## Activity
Please copy, word for word, the line holding "What data populates" and each line that follows it through the end of the entries, omitting any pictures.

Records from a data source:
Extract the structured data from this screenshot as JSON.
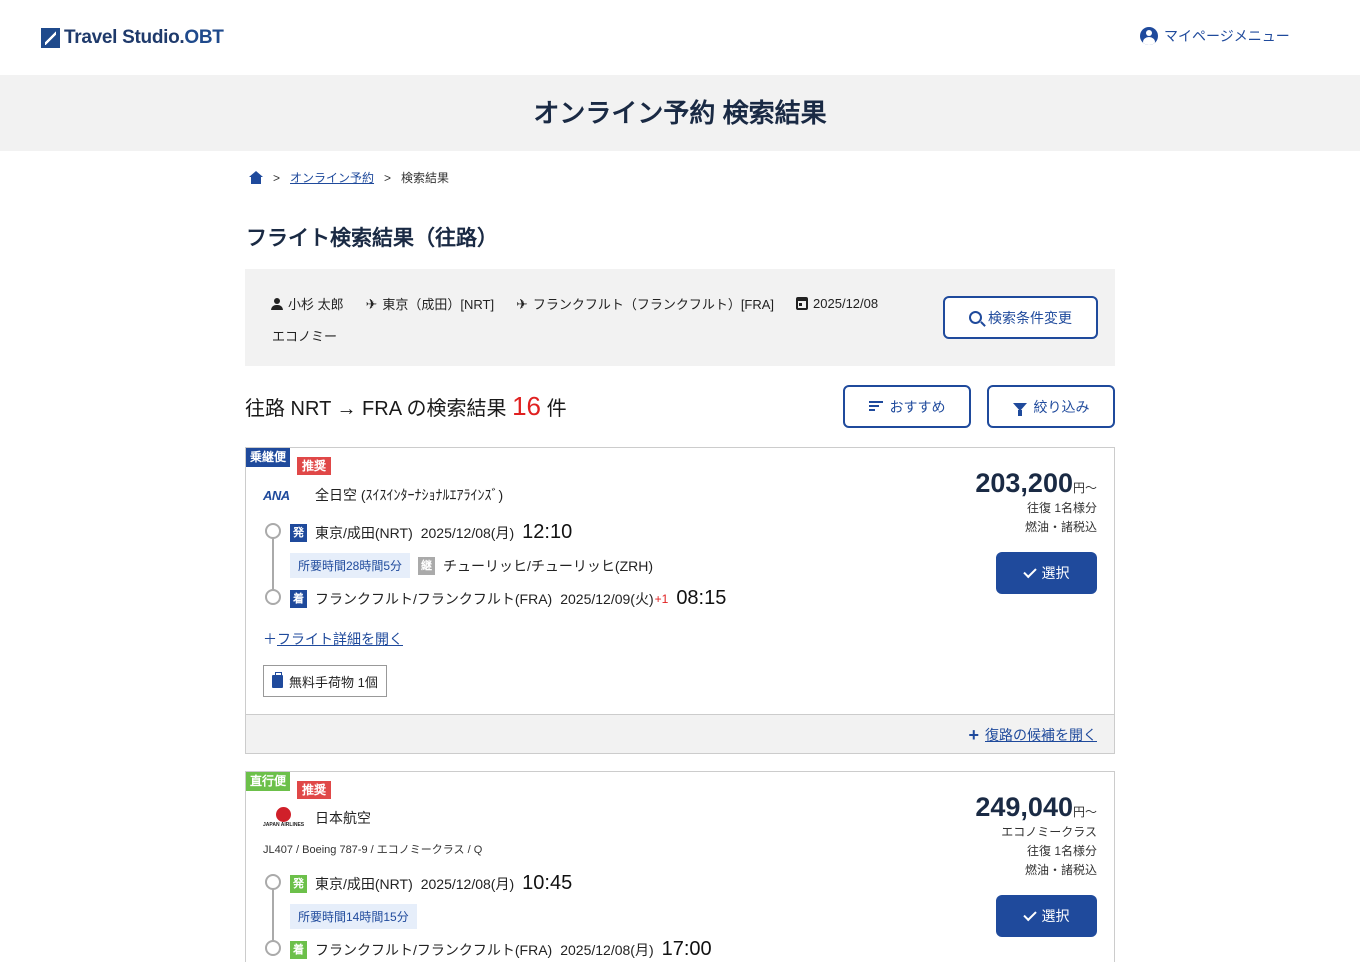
{
  "header": {
    "logo_text": "Travel Studio",
    "logo_suffix": "OBT",
    "mypage_label": "マイページメニュー"
  },
  "page_title": "オンライン予約 検索結果",
  "breadcrumb": {
    "link": "オンライン予約",
    "current": "検索結果",
    "sep": ">"
  },
  "section_title": "フライト検索結果（往路）",
  "search_summary": {
    "traveler": "小杉 太郎",
    "departure": "東京（成田）[NRT]",
    "arrival": "フランクフルト（フランクフルト）[FRA]",
    "date": "2025/12/08",
    "cabin": "エコノミー",
    "modify_button": "検索条件変更"
  },
  "results": {
    "prefix": "往路 NRT → FRA の検索結果",
    "count": "16",
    "suffix": "件",
    "sort_button": "おすすめ",
    "filter_button": "絞り込み"
  },
  "flights": [
    {
      "type_tag": "乗継便",
      "rec_tag": "推奨",
      "logo": "ANA",
      "airline": "全日空 (ｽｲｽｲﾝﾀｰﾅｼｮﾅﾙｴｱﾗｲﾝｽﾞ)",
      "dep_badge": "発",
      "dep_place": "東京/成田(NRT)",
      "dep_date": "2025/12/08(月)",
      "dep_time": "12:10",
      "duration": "所要時間28時間5分",
      "via_badge": "継",
      "via_place": "チューリッヒ/チューリッヒ(ZRH)",
      "arr_badge": "着",
      "arr_place": "フランクフルト/フランクフルト(FRA)",
      "arr_date": "2025/12/09(火)",
      "arr_plus": "+1",
      "arr_time": "08:15",
      "detail_link": "フライト詳細を開く",
      "baggage": "無料手荷物 1個",
      "price": "203,200",
      "price_unit": "円～",
      "note1": "往復 1名様分",
      "note2": "燃油・諸税込",
      "select": "選択",
      "return_link": "復路の候補を開く"
    },
    {
      "type_tag": "直行便",
      "rec_tag": "推奨",
      "airline": "日本航空",
      "meta": "JL407 / Boeing 787-9 / エコノミークラス / Q",
      "dep_badge": "発",
      "dep_place": "東京/成田(NRT)",
      "dep_date": "2025/12/08(月)",
      "dep_time": "10:45",
      "duration": "所要時間14時間15分",
      "arr_badge": "着",
      "arr_place": "フランクフルト/フランクフルト(FRA)",
      "arr_date": "2025/12/08(月)",
      "arr_time": "17:00",
      "price": "249,040",
      "price_unit": "円～",
      "note0": "エコノミークラス",
      "note1": "往復 1名様分",
      "note2": "燃油・諸税込",
      "select": "選択"
    }
  ]
}
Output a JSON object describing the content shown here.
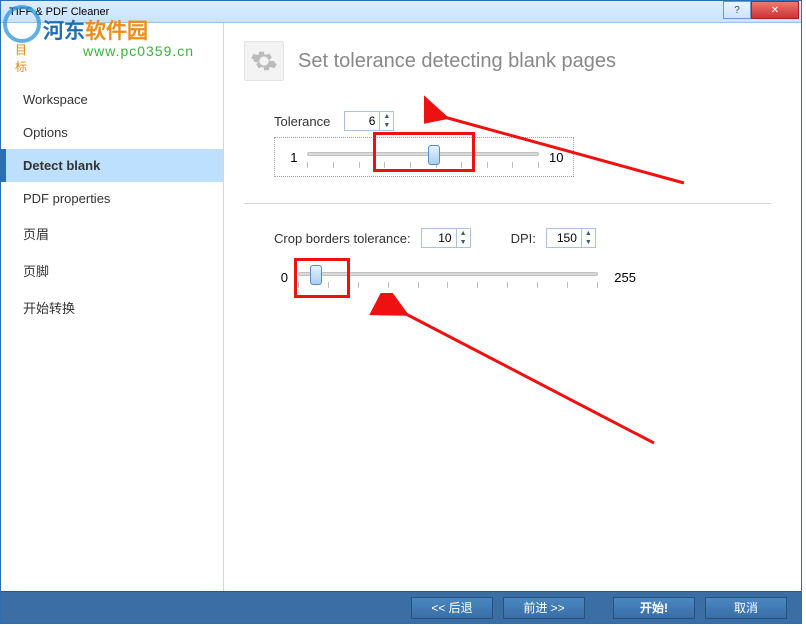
{
  "window": {
    "title": "TIFF & PDF Cleaner"
  },
  "watermark": {
    "line1a": "河东",
    "line1b": "软件园",
    "url": "www.pc0359.cn",
    "tag": "目 标"
  },
  "sidebar": {
    "items": [
      {
        "label": "Workspace"
      },
      {
        "label": "Options"
      },
      {
        "label": "Detect blank"
      },
      {
        "label": "PDF properties"
      },
      {
        "label": "页眉"
      },
      {
        "label": "页脚"
      },
      {
        "label": "开始转换"
      }
    ],
    "active_index": 2
  },
  "main": {
    "title": "Set tolerance detecting blank pages",
    "tolerance": {
      "label": "Tolerance",
      "value": "6",
      "slider_min": "1",
      "slider_max": "10",
      "slider_pos_percent": 52
    },
    "crop": {
      "label": "Crop borders tolerance:",
      "value": "10",
      "dpi_label": "DPI:",
      "dpi_value": "150",
      "slider_min": "0",
      "slider_max": "255",
      "slider_pos_percent": 4
    }
  },
  "footer": {
    "back": "<< 后退",
    "next": "前进 >>",
    "start": "开始!",
    "cancel": "取消"
  }
}
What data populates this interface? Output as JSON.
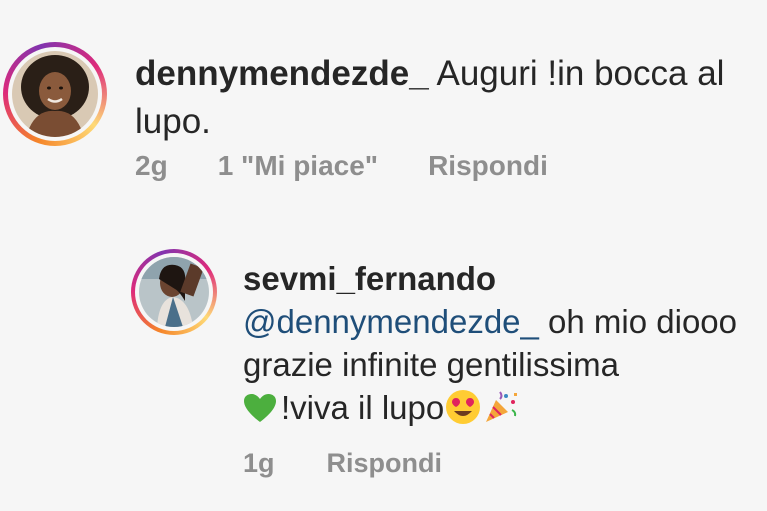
{
  "comments": [
    {
      "username": "dennymendezde_",
      "text": "Auguri !in bocca al lupo.",
      "time": "2g",
      "likes": "1 \"Mi piace\"",
      "reply_label": "Rispondi"
    },
    {
      "username": "sevmi_fernando",
      "mention": "@dennymendezde_",
      "text": "oh mio diooo grazie infinite gentilissima",
      "text_line3": "!viva il lupo",
      "emojis": [
        "green-heart",
        "smiling-face-heart-eyes",
        "party-popper"
      ],
      "time": "1g",
      "reply_label": "Rispondi"
    }
  ],
  "colors": {
    "username": "#262626",
    "mention": "#1f4e79",
    "meta": "#8e8e8e",
    "background": "#f6f6f6"
  }
}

## Solution to this problem
What data populates this interface? Output as JSON.
{
  "comments": [
    {
      "username": "dennymendezde_",
      "text": "Auguri !in bocca al lupo.",
      "time": "2g",
      "likes": "1 \"Mi piace\"",
      "reply_label": "Rispondi"
    },
    {
      "username": "sevmi_fernando",
      "mention": "@dennymendezde_",
      "text": "oh mio diooo grazie infinite gentilissima",
      "text_line3": "!viva il lupo",
      "emojis": [
        "green-heart",
        "smiling-face-heart-eyes",
        "party-popper"
      ],
      "time": "1g",
      "reply_label": "Rispondi"
    }
  ],
  "colors": {
    "username": "#262626",
    "mention": "#1f4e79",
    "meta": "#8e8e8e",
    "background": "#f6f6f6"
  }
}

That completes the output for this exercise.